Lubbock is the county seat of Lubbock County, Texas, United States. Lubbock is located in the northwestern part of the state, a region known historically and geographically as the Llano Estacado and ecologically is part of the southern end of the Western High Plains. Lubbock has a population of more than 240,000 making it the 84th most populous city in the United States of America and the 11th most populous city in the state of Texas. The city is the economic center of the Lubbock metropolitan area, which had an estimated population of just over 300,000. Lubbock is nicknamed as Hub City due to its overall development and progress in economy, education and health care.
The feasibility study for deployment of fiber optic network was conducted after one of the EUB members suggested for installation of fiber optic cables in underground ducts along with other utility cables such as electric cables. The proposal was to build network by the city and the LP&L. Since optical fiber transmission is immune to the electromagnetic interferences, placement of fiber optic cables together with the power cables is possible. In case of copper metallic cables, this kind of deployment is not possible.
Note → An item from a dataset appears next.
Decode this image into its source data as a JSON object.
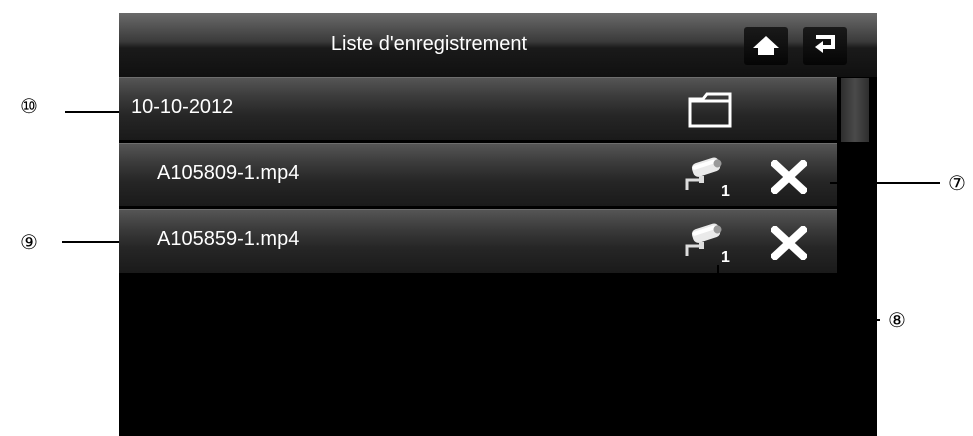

Non-metallic fiber optic cables can be placed along the electrical cables. This deployment method drastically reduces the fiber deployment cost and helps the network owner get the return of investment quickly.
Study conducted by FTTH Council suggests that more than 65 percent of the project cost goes for civil work. LP&L and the city can save from installation cost. High speed broadband is getting the status of an essential utility in many countries. Fiber optic networks are capable to deliver gigabit speeds with the current transmission technologies. Optical fiber itself is considered as future-proof as it can adapt to the next higher speeds that the optoelectronic equipment can handle.
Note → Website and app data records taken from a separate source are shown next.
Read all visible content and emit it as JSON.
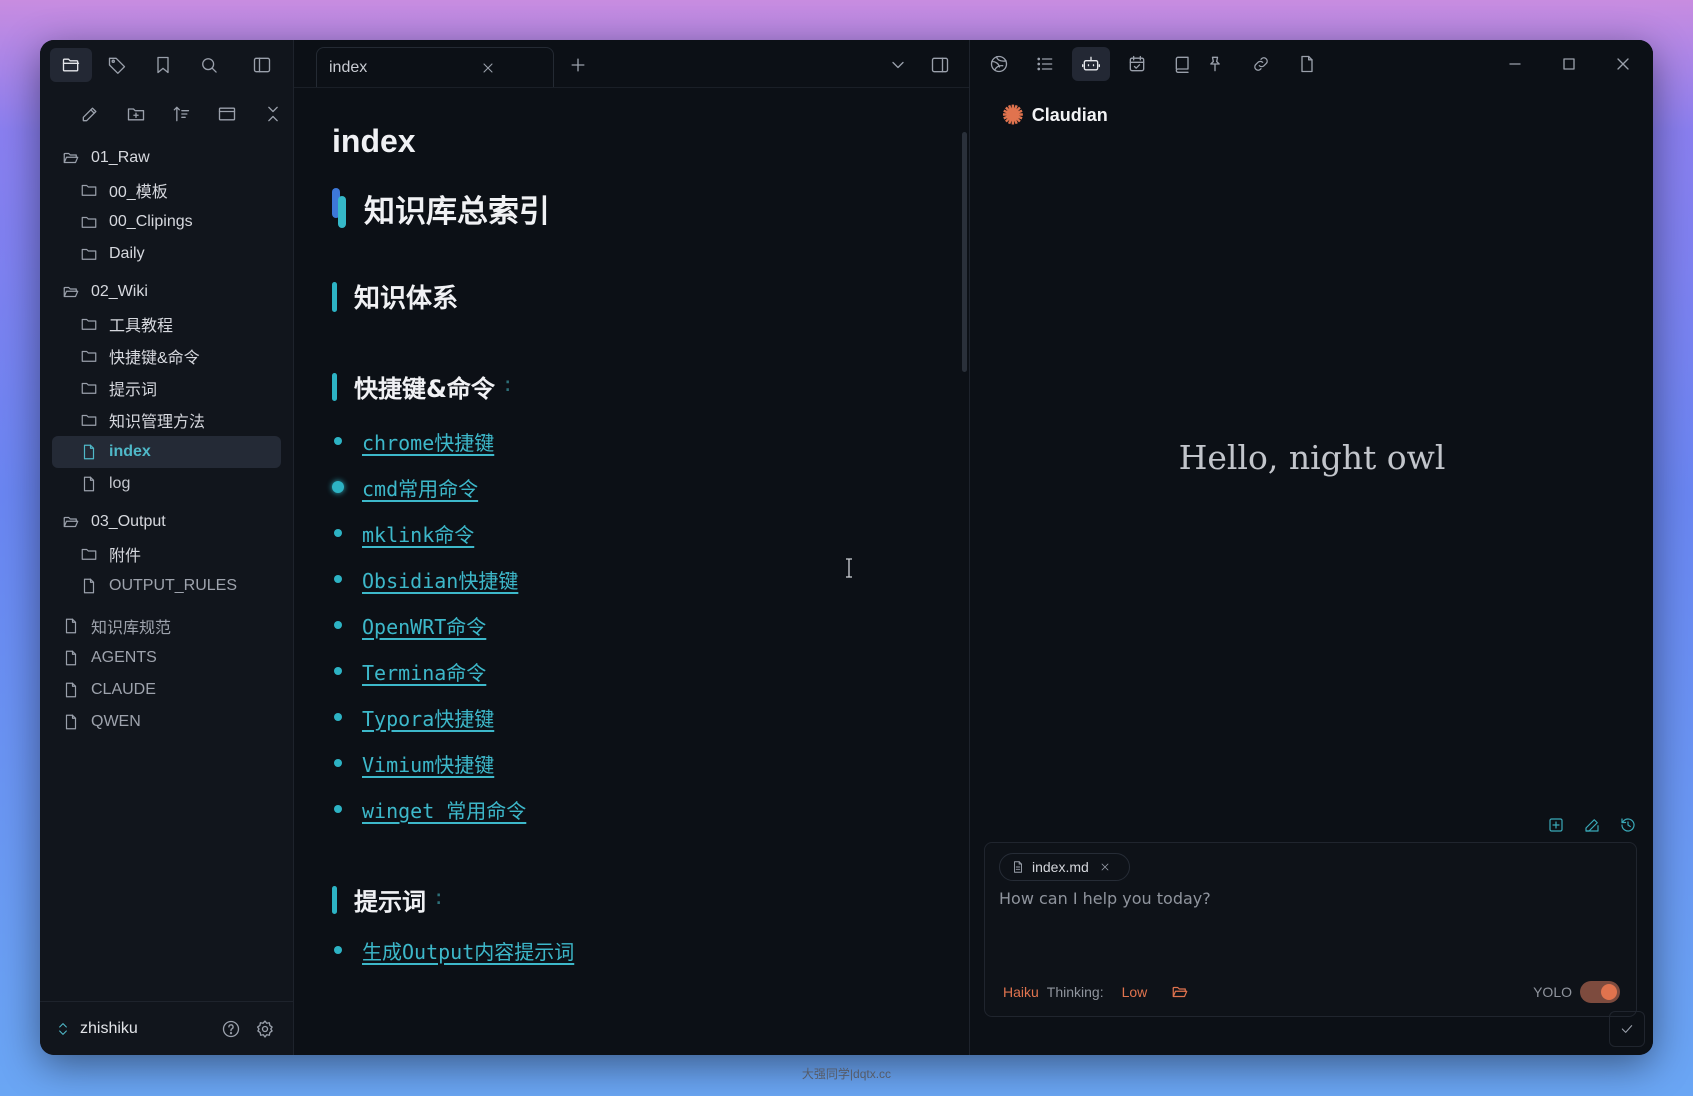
{
  "sidebar": {
    "top_icons": [
      "folder-icon",
      "tag-icon",
      "bookmark-icon",
      "search-icon",
      "sidebar-toggle-icon"
    ],
    "action_icons": [
      "new-note-icon",
      "new-folder-icon",
      "sort-icon",
      "collapse-view-icon",
      "collapse-all-icon"
    ],
    "tree": [
      {
        "label": "01_Raw",
        "type": "folder",
        "children": [
          {
            "label": "00_模板"
          },
          {
            "label": "00_Clipings"
          },
          {
            "label": "Daily"
          }
        ]
      },
      {
        "label": "02_Wiki",
        "type": "folder",
        "children": [
          {
            "label": "工具教程"
          },
          {
            "label": "快捷键&命令"
          },
          {
            "label": "提示词"
          },
          {
            "label": "知识管理方法"
          },
          {
            "label": "index",
            "active": true
          },
          {
            "label": "log"
          }
        ]
      },
      {
        "label": "03_Output",
        "type": "folder",
        "children": [
          {
            "label": "附件"
          },
          {
            "label": "OUTPUT_RULES"
          }
        ]
      },
      {
        "label": "知识库规范"
      },
      {
        "label": "AGENTS"
      },
      {
        "label": "CLAUDE"
      },
      {
        "label": "QWEN"
      }
    ],
    "vault_name": "zhishiku"
  },
  "editor": {
    "tab_label": "index",
    "inline_title": "index",
    "h1": "知识库总索引",
    "h2": "知识体系",
    "section1": {
      "title": "快捷键&命令",
      "links": [
        "chrome快捷键",
        "cmd常用命令",
        "mklink命令",
        "Obsidian快捷键",
        "OpenWRT命令",
        "Termina命令",
        "Typora快捷键",
        "Vimium快捷键",
        "winget 常用命令"
      ]
    },
    "section2": {
      "title": "提示词",
      "links": [
        "生成Output内容提示词"
      ]
    }
  },
  "right_panel": {
    "brand": "Claudian",
    "greeting": "Hello, night owl",
    "attachment": "index.md",
    "prompt_placeholder": "How can I help you today?",
    "model": "Haiku",
    "thinking_label": "Thinking:",
    "thinking_level": "Low",
    "yolo_label": "YOLO",
    "yolo_enabled": true
  },
  "watermark": "大强同学|dqtx.cc",
  "colors": {
    "accent": "#2db3c4",
    "claude_orange": "#e0734e",
    "bg": "#0c1016"
  }
}
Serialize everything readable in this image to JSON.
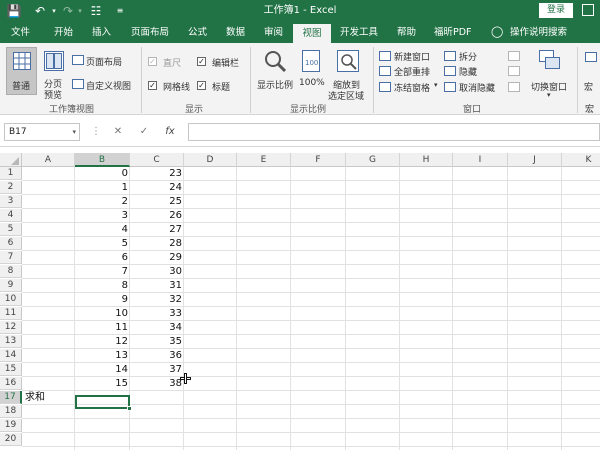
{
  "window": {
    "title": "工作簿1  -  Excel",
    "login_label": "登录"
  },
  "tabs": [
    "文件",
    "开始",
    "插入",
    "页面布局",
    "公式",
    "数据",
    "审阅",
    "视图",
    "开发工具",
    "帮助",
    "福昕PDF",
    "操作说明搜索"
  ],
  "active_tab": "视图",
  "ribbon": {
    "workbook_views": {
      "group_label": "工作簿视图",
      "normal": "普通",
      "page_break_1": "分页",
      "page_break_2": "预览",
      "page_layout": "页面布局",
      "custom_views": "自定义视图"
    },
    "show": {
      "group_label": "显示",
      "ruler": "直尺",
      "formula_bar": "编辑栏",
      "gridlines": "网格线",
      "headings": "标题"
    },
    "zoom": {
      "group_label": "显示比例",
      "zoom": "显示比例",
      "zoom_100": "100%",
      "zoom_sel_1": "缩放到",
      "zoom_sel_2": "选定区域"
    },
    "window": {
      "group_label": "窗口",
      "new_window": "新建窗口",
      "arrange_all": "全部重排",
      "freeze_panes": "冻结窗格",
      "split": "拆分",
      "hide": "隐藏",
      "unhide": "取消隐藏",
      "switch_windows": "切换窗口",
      "macros_partial": "宏"
    }
  },
  "formula_bar": {
    "name_box": "B17",
    "fx": "fx",
    "formula": ""
  },
  "sheet": {
    "columns": [
      "A",
      "B",
      "C",
      "D",
      "E",
      "F",
      "G",
      "H",
      "I",
      "J",
      "K"
    ],
    "rows": [
      "1",
      "2",
      "3",
      "4",
      "5",
      "6",
      "7",
      "8",
      "9",
      "10",
      "11",
      "12",
      "13",
      "14",
      "15",
      "16",
      "17",
      "18",
      "19",
      "20"
    ],
    "col_b": [
      "0",
      "1",
      "2",
      "3",
      "4",
      "5",
      "6",
      "7",
      "8",
      "9",
      "10",
      "11",
      "12",
      "13",
      "14",
      "15"
    ],
    "col_c": [
      "23",
      "24",
      "25",
      "26",
      "27",
      "28",
      "29",
      "30",
      "31",
      "32",
      "33",
      "34",
      "35",
      "36",
      "37",
      "38"
    ],
    "a17": "求和",
    "selected_cell": "B17"
  },
  "colors": {
    "brand": "#217346",
    "ribbon_bg": "#f3f3f3",
    "header_bg": "#f0f0f0",
    "gridline": "#e1e1e1"
  }
}
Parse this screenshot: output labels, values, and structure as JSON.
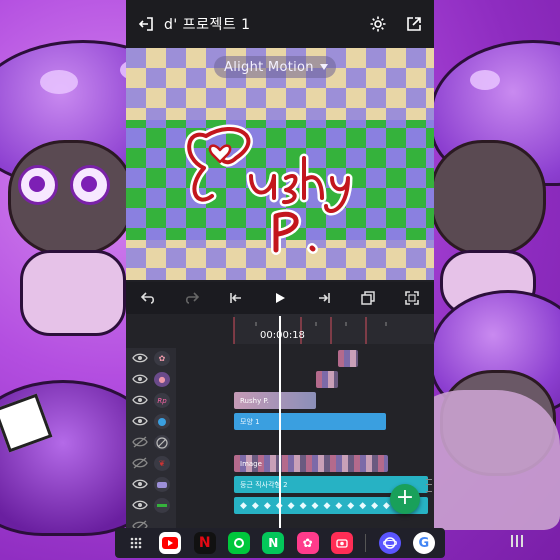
{
  "project": {
    "title": "d' 프로젝트 1"
  },
  "preview": {
    "watermark": "Alight Motion"
  },
  "timeline": {
    "timecode": "00:00:18"
  },
  "tracks": [
    {
      "name": "track-sticker-1",
      "label": ""
    },
    {
      "name": "track-sticker-2",
      "label": ""
    },
    {
      "name": "track-text",
      "label": "Rushy P."
    },
    {
      "name": "track-shape",
      "label": "모양 1"
    },
    {
      "name": "track-hidden",
      "label": ""
    },
    {
      "name": "track-image",
      "label": "Image"
    },
    {
      "name": "track-rect",
      "label": "둥근 직사각형 2"
    },
    {
      "name": "track-diamonds",
      "label": ""
    }
  ],
  "dock": {
    "apps": [
      {
        "name": "apps-grid-icon",
        "color": "#20202a"
      },
      {
        "name": "youtube-icon",
        "color": "#ff0000"
      },
      {
        "name": "netflix-icon",
        "color": "#111111"
      },
      {
        "name": "webtoon-icon",
        "color": "#00c73c"
      },
      {
        "name": "naver-icon",
        "color": "#03c75a"
      },
      {
        "name": "flower-app-icon",
        "color": "#ff3b8b"
      },
      {
        "name": "camera-app-icon",
        "color": "#ff2d55"
      },
      {
        "name": "samsung-internet-icon",
        "color": "#5a55ff"
      },
      {
        "name": "google-icon",
        "color": "#ffffff"
      }
    ]
  },
  "colors": {
    "accent": "#19a05a",
    "clip_blue": "#3a9fe0",
    "clip_teal": "#27b2c4"
  }
}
After the proposal made in February, LP&L staff have been investigating the cost of the project and are looking into whether there are any state laws that place limits on municipal broadband networks or any legal ramifications if LP&L opted to provide Internet. The utility company estimates that the biggest cost of the project for them would be purchasing the fiber optic cables and the required bandwidth.
The director of LP&L recommended to use 144F double sheathed armor loose tube cable, the cost of which should be around USD 5 per meter. Around 6 kilometers of the cable is required to connect to the downtown, which means the cable cost would be around USD 30,000. Labor cost would be less than $100,000 in material cost. 10 Gbps services can be purchased for about $16,500 a month in the US market. If 100 Mbps is served to the subscribers, the above bandwidth would be enough to serve 100 customers. A monthly charge of USD 100 to 250 is expected to get from customers, which would make the business profitable.
LP&L staff will find out the interest in people of downtown for fiber optic Internet services. No service providers offer 1 Gigabit bandwidth to the end users in the area. Even the 100 Mbps speeds available in the area are highly priced. Fiber optic solution from the utility company would be much cheaper and competitive. Though the proposal is at its initial stage, the cost estimation is an encouraging experience for the utility company. Once the staff gather statistics on the number of potential subscribers, they will get a clear idea and break-even point for the new business LP&L is going to enter. Company’ board will decide based on the survey results.